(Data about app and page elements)

*** Block opens ***

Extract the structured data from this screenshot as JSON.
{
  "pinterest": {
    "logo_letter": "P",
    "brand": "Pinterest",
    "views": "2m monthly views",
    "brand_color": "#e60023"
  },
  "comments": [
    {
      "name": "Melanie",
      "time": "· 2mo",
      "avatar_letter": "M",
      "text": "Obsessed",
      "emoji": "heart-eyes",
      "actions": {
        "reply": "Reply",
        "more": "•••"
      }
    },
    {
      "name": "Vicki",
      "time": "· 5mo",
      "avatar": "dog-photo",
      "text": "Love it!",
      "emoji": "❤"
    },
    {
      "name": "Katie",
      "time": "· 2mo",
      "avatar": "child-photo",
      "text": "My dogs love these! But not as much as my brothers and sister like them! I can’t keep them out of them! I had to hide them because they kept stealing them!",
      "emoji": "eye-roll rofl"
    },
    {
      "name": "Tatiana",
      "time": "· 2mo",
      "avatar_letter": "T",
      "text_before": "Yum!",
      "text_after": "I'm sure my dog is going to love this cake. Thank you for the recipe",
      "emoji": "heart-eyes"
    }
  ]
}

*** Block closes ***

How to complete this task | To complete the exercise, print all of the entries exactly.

Result of this exercise |
Extract the structured data from this screenshot as JSON.
{
  "pinterest": {
    "logo_letter": "P",
    "brand": "Pinterest",
    "views": "2m monthly views",
    "brand_color": "#e60023"
  },
  "comments": [
    {
      "name": "Melanie",
      "time": "· 2mo",
      "avatar_letter": "M",
      "text": "Obsessed",
      "emoji": "heart-eyes",
      "actions": {
        "reply": "Reply",
        "more": "•••"
      }
    },
    {
      "name": "Vicki",
      "time": "· 5mo",
      "avatar": "dog-photo",
      "text": "Love it!",
      "emoji": "❤"
    },
    {
      "name": "Katie",
      "time": "· 2mo",
      "avatar": "child-photo",
      "text": "My dogs love these! But not as much as my brothers and sister like them! I can’t keep them out of them! I had to hide them because they kept stealing them!",
      "emoji": "eye-roll rofl"
    },
    {
      "name": "Tatiana",
      "time": "· 2mo",
      "avatar_letter": "T",
      "text_before": "Yum!",
      "text_after": "I'm sure my dog is going to love this cake. Thank you for the recipe",
      "emoji": "heart-eyes"
    }
  ]
}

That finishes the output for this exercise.